◆ ACTIVITY ◆
Although pictures appear in the records, the copy must leave them out and match everything else exactly.

====== MATERIAL FOR THIS TASK

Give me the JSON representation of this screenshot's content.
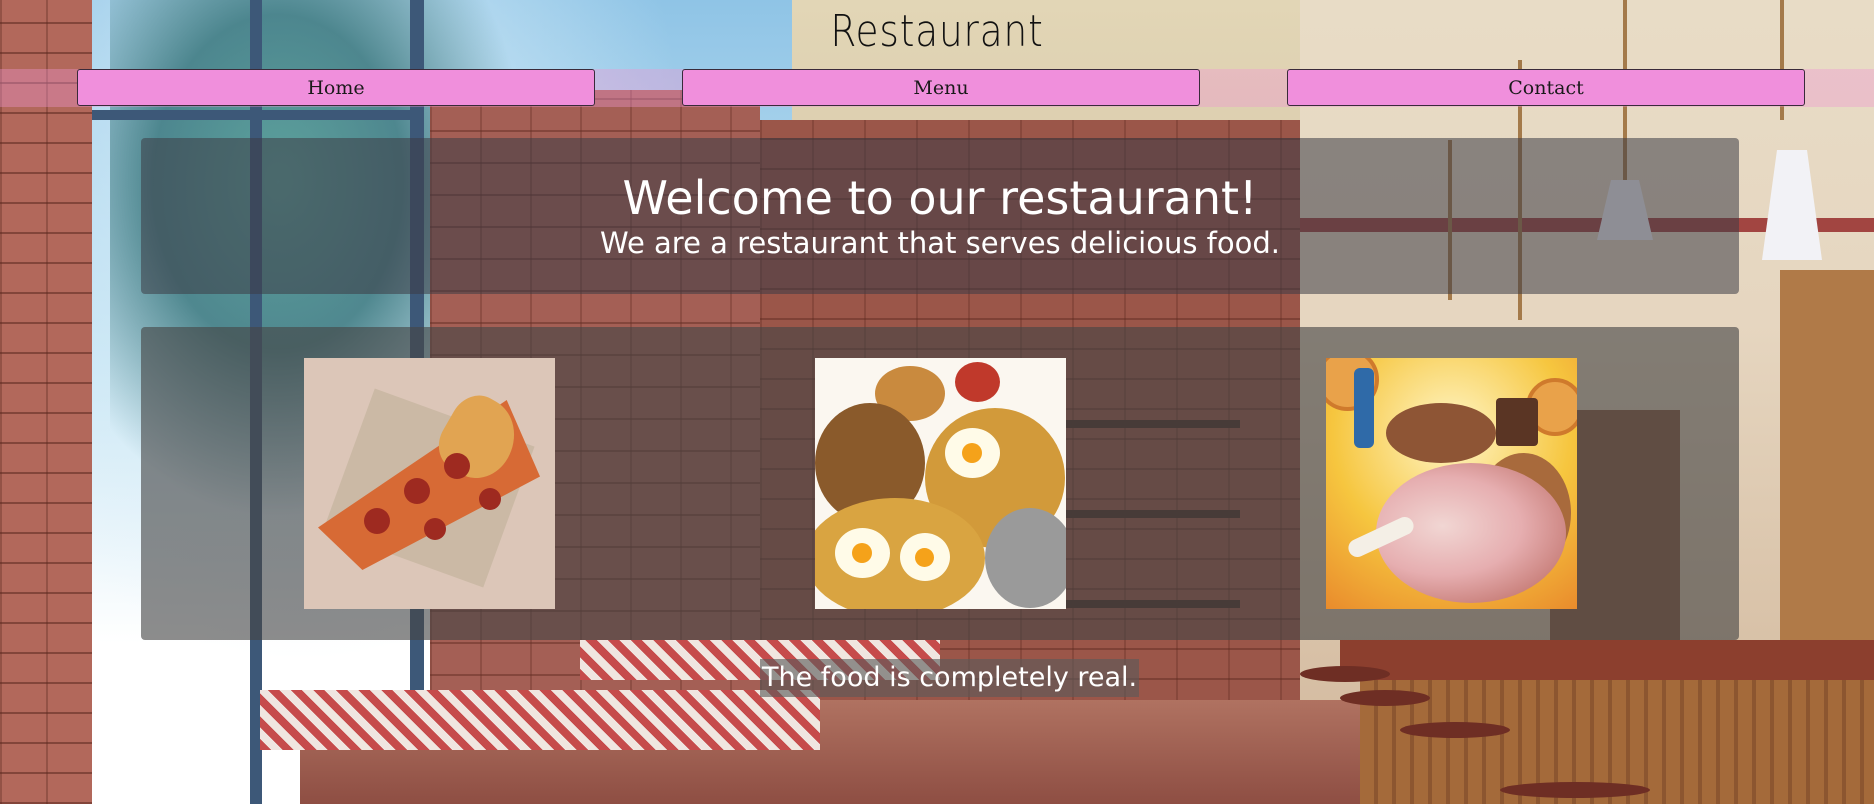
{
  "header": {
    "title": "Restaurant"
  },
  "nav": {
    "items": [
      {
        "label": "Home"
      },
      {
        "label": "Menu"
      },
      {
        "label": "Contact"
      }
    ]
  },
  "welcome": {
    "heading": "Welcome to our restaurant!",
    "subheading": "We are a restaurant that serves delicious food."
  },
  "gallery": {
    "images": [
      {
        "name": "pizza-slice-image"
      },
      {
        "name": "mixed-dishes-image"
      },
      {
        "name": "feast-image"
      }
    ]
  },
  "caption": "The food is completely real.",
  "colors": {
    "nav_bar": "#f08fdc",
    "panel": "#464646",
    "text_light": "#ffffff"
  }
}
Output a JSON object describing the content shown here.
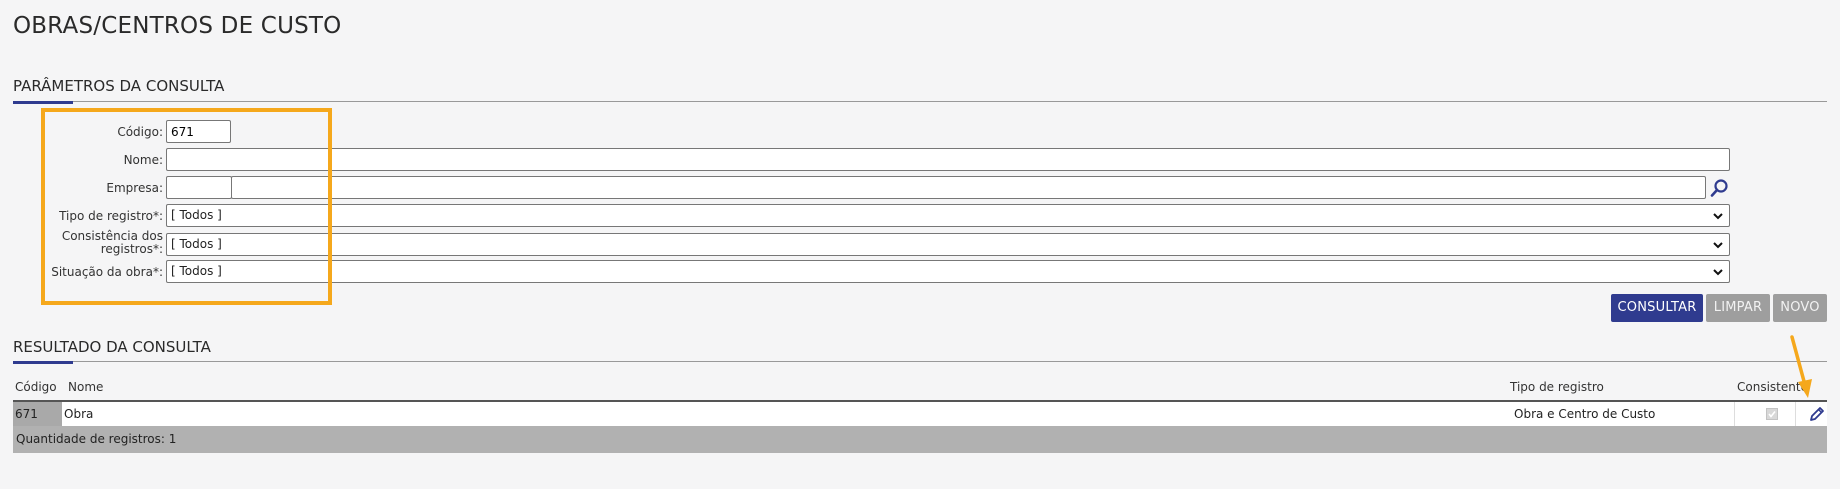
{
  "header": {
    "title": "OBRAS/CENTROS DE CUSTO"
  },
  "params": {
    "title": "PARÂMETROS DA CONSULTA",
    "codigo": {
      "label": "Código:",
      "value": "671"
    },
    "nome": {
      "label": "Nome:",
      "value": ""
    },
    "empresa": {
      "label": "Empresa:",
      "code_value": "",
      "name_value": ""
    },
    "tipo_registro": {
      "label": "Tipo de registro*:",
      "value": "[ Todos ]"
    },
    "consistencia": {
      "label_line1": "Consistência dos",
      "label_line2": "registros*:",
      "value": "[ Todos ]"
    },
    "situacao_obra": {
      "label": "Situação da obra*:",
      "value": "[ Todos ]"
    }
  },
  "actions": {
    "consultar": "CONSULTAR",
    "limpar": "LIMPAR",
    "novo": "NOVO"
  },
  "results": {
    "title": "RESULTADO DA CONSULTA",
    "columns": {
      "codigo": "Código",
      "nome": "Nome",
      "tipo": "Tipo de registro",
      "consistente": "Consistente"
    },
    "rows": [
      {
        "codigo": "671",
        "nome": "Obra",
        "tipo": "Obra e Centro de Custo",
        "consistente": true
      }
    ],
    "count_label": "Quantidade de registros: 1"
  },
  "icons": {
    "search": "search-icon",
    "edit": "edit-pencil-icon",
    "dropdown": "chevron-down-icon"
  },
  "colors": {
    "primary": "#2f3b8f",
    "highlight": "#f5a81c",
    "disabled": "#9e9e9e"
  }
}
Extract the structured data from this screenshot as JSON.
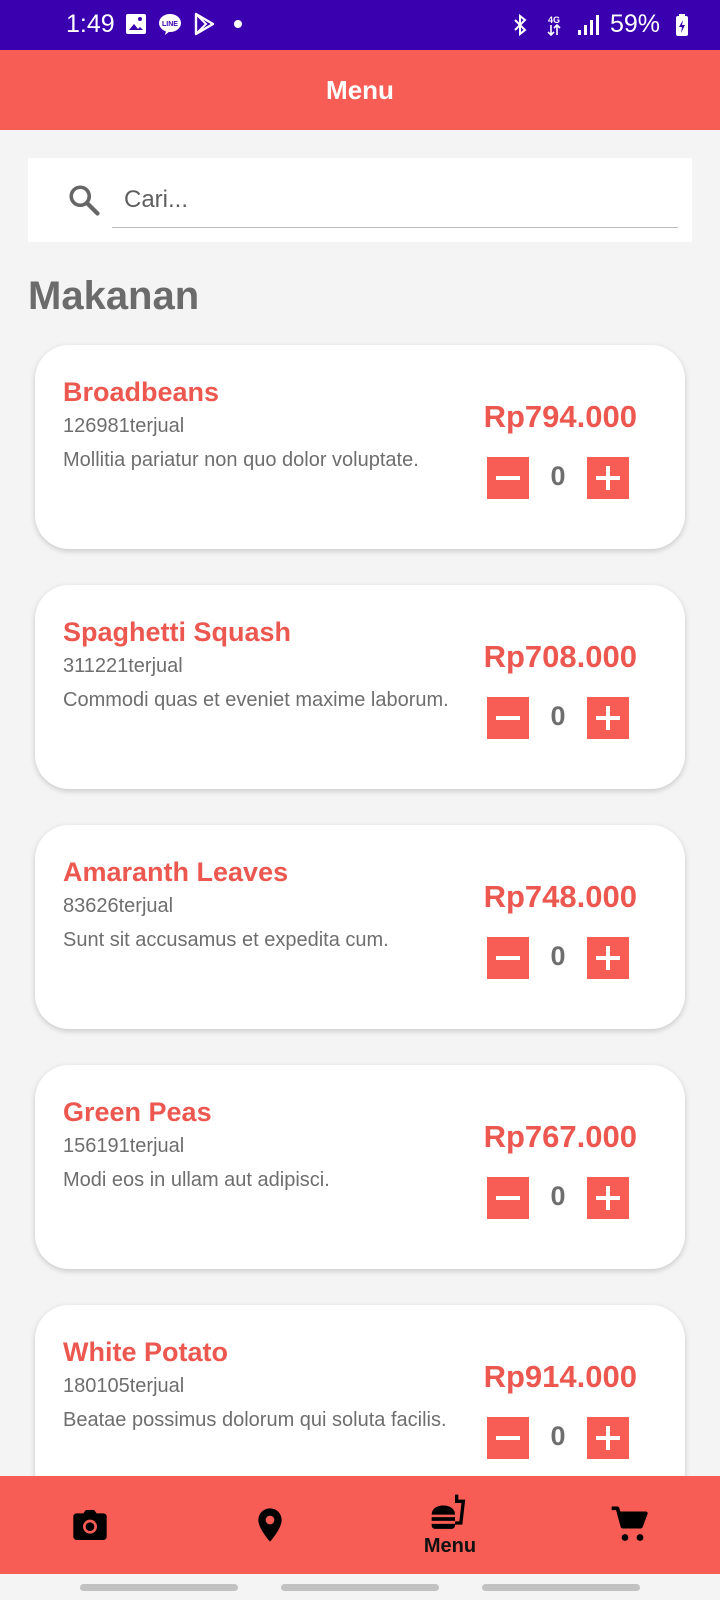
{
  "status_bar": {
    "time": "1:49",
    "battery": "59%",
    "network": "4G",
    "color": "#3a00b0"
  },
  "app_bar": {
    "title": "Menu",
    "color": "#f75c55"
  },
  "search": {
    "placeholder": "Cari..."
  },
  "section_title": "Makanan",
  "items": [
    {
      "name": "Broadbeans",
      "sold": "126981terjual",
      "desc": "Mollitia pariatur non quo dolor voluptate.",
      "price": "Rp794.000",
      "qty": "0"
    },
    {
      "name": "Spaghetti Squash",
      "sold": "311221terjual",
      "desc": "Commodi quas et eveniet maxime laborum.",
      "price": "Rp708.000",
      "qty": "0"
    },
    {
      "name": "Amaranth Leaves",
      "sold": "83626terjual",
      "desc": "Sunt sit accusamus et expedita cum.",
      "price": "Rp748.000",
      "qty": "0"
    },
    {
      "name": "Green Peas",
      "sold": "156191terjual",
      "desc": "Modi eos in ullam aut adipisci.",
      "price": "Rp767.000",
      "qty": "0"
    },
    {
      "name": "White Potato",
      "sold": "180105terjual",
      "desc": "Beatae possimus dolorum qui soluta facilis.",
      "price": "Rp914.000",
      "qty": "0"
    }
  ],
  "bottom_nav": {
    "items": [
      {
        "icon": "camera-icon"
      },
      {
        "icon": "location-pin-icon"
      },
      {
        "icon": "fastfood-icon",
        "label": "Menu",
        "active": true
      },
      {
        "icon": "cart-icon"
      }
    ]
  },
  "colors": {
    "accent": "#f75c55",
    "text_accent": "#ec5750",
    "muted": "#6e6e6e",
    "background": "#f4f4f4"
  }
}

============

◆ RESULT BELOW ◆
Give me the JSON representation of this screenshot's content.
{
  "header": {
    "title": "Restaurant"
  },
  "nav": {
    "items": [
      {
        "label": "Home"
      },
      {
        "label": "Menu"
      },
      {
        "label": "Contact"
      }
    ]
  },
  "welcome": {
    "heading": "Welcome to our restaurant!",
    "subheading": "We are a restaurant that serves delicious food."
  },
  "gallery": {
    "images": [
      {
        "name": "pizza-slice-image"
      },
      {
        "name": "mixed-dishes-image"
      },
      {
        "name": "feast-image"
      }
    ]
  },
  "caption": "The food is completely real.",
  "colors": {
    "nav_bar": "#f08fdc",
    "panel": "#464646",
    "text_light": "#ffffff"
  }
}
Output a JSON object describing the content shown here.
{
  "header": {
    "title": "OBRAS/CENTROS DE CUSTO"
  },
  "params": {
    "title": "PARÂMETROS DA CONSULTA",
    "codigo": {
      "label": "Código:",
      "value": "671"
    },
    "nome": {
      "label": "Nome:",
      "value": ""
    },
    "empresa": {
      "label": "Empresa:",
      "code_value": "",
      "name_value": ""
    },
    "tipo_registro": {
      "label": "Tipo de registro*:",
      "value": "[ Todos ]"
    },
    "consistencia": {
      "label_line1": "Consistência dos",
      "label_line2": "registros*:",
      "value": "[ Todos ]"
    },
    "situacao_obra": {
      "label": "Situação da obra*:",
      "value": "[ Todos ]"
    }
  },
  "actions": {
    "consultar": "CONSULTAR",
    "limpar": "LIMPAR",
    "novo": "NOVO"
  },
  "results": {
    "title": "RESULTADO DA CONSULTA",
    "columns": {
      "codigo": "Código",
      "nome": "Nome",
      "tipo": "Tipo de registro",
      "consistente": "Consistente"
    },
    "rows": [
      {
        "codigo": "671",
        "nome": "Obra",
        "tipo": "Obra e Centro de Custo",
        "consistente": true
      }
    ],
    "count_label": "Quantidade de registros: 1"
  },
  "icons": {
    "search": "search-icon",
    "edit": "edit-pencil-icon",
    "dropdown": "chevron-down-icon"
  },
  "colors": {
    "primary": "#2f3b8f",
    "highlight": "#f5a81c",
    "disabled": "#9e9e9e"
  }
}
Extract the structured data from this screenshot as JSON.
{
  "status_bar": {
    "time": "1:49",
    "battery": "59%",
    "network": "4G",
    "color": "#3a00b0"
  },
  "app_bar": {
    "title": "Menu",
    "color": "#f75c55"
  },
  "search": {
    "placeholder": "Cari..."
  },
  "section_title": "Makanan",
  "items": [
    {
      "name": "Broadbeans",
      "sold": "126981terjual",
      "desc": "Mollitia pariatur non quo dolor voluptate.",
      "price": "Rp794.000",
      "qty": "0"
    },
    {
      "name": "Spaghetti Squash",
      "sold": "311221terjual",
      "desc": "Commodi quas et eveniet maxime laborum.",
      "price": "Rp708.000",
      "qty": "0"
    },
    {
      "name": "Amaranth Leaves",
      "sold": "83626terjual",
      "desc": "Sunt sit accusamus et expedita cum.",
      "price": "Rp748.000",
      "qty": "0"
    },
    {
      "name": "Green Peas",
      "sold": "156191terjual",
      "desc": "Modi eos in ullam aut adipisci.",
      "price": "Rp767.000",
      "qty": "0"
    },
    {
      "name": "White Potato",
      "sold": "180105terjual",
      "desc": "Beatae possimus dolorum qui soluta facilis.",
      "price": "Rp914.000",
      "qty": "0"
    }
  ],
  "bottom_nav": {
    "items": [
      {
        "icon": "camera-icon"
      },
      {
        "icon": "location-pin-icon"
      },
      {
        "icon": "fastfood-icon",
        "label": "Menu",
        "active": true
      },
      {
        "icon": "cart-icon"
      }
    ]
  },
  "colors": {
    "accent": "#f75c55",
    "text_accent": "#ec5750",
    "muted": "#6e6e6e",
    "background": "#f4f4f4"
  }
}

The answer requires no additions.